What to work on
Filter the records, keeping every line that has the string "true".

(Component data from apps and pages)

========

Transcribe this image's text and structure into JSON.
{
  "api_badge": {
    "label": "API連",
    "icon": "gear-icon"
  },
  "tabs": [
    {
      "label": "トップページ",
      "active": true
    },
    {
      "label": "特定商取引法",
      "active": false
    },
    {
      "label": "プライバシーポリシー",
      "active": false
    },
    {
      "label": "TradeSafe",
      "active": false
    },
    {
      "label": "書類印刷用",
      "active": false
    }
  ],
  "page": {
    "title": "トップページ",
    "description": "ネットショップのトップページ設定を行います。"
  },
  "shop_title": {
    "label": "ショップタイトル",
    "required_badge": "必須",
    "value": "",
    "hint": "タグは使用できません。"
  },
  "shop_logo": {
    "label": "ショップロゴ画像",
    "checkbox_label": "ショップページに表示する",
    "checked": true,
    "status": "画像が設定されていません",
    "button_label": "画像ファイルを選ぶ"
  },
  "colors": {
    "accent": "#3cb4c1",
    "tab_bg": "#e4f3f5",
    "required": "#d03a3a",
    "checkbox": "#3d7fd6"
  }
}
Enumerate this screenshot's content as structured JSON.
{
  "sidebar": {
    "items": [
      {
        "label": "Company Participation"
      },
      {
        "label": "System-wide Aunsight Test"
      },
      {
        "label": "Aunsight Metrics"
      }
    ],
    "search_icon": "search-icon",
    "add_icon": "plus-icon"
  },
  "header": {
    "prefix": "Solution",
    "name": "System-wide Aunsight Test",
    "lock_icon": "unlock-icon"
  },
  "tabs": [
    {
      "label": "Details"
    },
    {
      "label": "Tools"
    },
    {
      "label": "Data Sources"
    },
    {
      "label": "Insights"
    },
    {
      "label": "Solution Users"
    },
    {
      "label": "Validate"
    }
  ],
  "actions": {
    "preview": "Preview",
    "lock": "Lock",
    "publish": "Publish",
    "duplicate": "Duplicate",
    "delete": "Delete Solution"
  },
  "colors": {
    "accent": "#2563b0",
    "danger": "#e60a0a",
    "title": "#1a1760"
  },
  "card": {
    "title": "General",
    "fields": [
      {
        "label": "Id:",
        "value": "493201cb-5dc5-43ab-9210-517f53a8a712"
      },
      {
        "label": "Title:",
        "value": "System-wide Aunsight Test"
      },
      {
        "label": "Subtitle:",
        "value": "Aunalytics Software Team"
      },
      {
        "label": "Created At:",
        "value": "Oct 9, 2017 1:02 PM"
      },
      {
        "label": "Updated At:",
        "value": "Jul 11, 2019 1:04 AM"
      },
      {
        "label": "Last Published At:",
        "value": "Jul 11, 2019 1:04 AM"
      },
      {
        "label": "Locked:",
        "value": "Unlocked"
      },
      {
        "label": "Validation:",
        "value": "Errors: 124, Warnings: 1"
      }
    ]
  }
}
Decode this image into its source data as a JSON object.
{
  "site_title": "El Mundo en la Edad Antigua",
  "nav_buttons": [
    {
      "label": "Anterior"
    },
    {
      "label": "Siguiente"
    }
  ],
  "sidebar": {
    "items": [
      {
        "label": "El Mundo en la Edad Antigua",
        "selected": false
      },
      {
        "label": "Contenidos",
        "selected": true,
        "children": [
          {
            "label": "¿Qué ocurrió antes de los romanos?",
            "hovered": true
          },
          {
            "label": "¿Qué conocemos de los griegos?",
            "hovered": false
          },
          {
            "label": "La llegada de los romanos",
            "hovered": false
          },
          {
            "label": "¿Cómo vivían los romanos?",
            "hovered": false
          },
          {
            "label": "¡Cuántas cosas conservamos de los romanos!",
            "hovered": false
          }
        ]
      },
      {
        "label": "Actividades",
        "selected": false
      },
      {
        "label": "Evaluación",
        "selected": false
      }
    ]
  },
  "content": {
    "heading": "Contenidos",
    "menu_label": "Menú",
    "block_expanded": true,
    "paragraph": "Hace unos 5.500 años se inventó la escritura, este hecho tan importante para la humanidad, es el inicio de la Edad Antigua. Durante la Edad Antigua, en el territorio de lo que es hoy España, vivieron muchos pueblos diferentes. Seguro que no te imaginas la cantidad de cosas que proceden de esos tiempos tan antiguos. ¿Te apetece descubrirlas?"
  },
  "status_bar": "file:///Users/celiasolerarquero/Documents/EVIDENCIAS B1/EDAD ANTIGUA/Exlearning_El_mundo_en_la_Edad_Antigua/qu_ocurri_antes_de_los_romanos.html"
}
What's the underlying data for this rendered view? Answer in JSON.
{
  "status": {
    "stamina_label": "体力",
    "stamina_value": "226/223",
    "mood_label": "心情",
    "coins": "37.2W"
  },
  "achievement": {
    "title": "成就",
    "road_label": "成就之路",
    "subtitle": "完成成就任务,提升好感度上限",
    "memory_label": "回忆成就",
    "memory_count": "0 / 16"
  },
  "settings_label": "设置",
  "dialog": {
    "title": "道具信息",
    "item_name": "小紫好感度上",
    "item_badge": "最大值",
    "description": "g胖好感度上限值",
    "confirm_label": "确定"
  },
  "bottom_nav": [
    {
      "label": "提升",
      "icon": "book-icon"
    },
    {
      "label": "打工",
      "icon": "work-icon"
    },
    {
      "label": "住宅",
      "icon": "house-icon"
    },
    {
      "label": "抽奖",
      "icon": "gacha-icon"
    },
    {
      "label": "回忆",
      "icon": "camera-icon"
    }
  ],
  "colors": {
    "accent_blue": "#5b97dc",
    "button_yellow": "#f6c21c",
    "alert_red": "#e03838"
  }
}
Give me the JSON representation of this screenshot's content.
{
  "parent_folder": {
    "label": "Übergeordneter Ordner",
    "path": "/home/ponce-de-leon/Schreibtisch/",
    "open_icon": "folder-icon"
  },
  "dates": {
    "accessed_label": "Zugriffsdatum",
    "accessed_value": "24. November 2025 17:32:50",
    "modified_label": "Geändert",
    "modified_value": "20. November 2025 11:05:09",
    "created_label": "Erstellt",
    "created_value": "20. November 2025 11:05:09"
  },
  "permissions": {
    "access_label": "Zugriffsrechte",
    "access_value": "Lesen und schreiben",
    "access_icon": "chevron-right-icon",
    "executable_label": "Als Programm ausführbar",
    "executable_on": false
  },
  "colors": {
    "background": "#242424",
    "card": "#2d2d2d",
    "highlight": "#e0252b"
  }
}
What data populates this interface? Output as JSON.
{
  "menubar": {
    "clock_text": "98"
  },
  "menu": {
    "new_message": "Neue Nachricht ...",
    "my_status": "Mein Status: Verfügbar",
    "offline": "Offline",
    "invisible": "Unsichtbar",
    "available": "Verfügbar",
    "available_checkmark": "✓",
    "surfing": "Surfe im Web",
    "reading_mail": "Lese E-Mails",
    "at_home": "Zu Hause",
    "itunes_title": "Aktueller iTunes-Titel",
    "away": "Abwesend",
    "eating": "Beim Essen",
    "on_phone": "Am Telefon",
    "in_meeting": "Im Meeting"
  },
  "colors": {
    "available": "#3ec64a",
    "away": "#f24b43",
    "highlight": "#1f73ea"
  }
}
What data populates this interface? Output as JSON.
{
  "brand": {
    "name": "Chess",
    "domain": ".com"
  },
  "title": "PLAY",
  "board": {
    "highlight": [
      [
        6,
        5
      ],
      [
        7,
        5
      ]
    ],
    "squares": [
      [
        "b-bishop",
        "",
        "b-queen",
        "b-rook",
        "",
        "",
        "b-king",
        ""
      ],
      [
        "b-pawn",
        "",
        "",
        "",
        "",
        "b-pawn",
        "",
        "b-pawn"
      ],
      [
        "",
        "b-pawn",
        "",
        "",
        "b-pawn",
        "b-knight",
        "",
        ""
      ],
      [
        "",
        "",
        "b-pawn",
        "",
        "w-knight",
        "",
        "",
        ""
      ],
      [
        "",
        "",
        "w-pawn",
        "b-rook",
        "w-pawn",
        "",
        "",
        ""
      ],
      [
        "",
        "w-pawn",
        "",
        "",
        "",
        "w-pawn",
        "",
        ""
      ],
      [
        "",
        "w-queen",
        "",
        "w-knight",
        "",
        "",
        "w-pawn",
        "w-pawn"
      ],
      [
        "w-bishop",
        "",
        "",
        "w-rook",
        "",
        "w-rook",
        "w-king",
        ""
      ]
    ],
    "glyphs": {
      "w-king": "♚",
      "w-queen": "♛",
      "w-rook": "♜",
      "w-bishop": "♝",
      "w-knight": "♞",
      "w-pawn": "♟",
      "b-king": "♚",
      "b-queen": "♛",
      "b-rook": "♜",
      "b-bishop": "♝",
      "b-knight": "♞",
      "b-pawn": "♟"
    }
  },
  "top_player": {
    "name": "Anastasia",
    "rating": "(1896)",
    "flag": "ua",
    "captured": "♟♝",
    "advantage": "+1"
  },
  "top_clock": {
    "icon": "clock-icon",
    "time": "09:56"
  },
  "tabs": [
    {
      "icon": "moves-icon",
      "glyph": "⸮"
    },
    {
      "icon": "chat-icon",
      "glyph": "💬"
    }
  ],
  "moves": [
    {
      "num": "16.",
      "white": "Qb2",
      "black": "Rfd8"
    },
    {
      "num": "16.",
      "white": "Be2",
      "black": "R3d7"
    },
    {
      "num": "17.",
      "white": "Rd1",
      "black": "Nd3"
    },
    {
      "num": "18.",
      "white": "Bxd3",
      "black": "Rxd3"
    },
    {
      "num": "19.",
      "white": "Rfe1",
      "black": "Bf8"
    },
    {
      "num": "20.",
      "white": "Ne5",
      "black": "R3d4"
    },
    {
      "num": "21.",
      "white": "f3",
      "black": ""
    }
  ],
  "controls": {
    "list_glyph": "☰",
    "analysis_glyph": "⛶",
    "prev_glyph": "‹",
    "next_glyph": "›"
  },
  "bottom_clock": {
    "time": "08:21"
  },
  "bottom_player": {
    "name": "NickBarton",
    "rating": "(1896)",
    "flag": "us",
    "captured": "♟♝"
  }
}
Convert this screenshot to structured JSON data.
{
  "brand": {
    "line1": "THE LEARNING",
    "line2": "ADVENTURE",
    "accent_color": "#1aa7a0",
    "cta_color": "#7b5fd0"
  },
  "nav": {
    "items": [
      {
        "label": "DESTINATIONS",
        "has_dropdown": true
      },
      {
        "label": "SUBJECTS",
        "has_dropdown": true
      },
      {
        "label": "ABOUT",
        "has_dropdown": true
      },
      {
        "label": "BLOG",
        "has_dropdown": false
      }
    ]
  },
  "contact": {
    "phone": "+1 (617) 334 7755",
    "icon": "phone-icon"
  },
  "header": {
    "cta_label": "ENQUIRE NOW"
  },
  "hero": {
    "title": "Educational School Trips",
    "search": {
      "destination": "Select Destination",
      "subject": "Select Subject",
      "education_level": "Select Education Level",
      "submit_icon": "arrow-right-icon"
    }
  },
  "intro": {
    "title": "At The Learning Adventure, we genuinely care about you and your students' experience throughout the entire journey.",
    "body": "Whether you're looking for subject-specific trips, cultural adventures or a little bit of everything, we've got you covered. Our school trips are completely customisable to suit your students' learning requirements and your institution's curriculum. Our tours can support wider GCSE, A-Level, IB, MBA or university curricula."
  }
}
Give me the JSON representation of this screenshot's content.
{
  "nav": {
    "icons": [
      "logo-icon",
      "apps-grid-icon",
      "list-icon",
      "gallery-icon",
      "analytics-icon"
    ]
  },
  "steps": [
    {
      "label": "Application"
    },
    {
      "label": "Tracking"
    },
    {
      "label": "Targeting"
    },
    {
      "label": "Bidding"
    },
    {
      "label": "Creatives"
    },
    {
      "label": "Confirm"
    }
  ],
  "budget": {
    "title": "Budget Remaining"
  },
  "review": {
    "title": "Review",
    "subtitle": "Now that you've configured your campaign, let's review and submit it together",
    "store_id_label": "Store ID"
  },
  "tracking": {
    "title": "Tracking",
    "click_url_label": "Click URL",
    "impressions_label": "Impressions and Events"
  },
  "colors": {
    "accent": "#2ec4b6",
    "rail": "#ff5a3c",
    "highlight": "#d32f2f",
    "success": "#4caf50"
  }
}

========

Response to the task
      "active": true
    "checked": true,
        "selected": true,
            "hovered": true
    "block_expanded": true,
        "has_dropdown": true
        "has_dropdown": true
        "has_dropdown": true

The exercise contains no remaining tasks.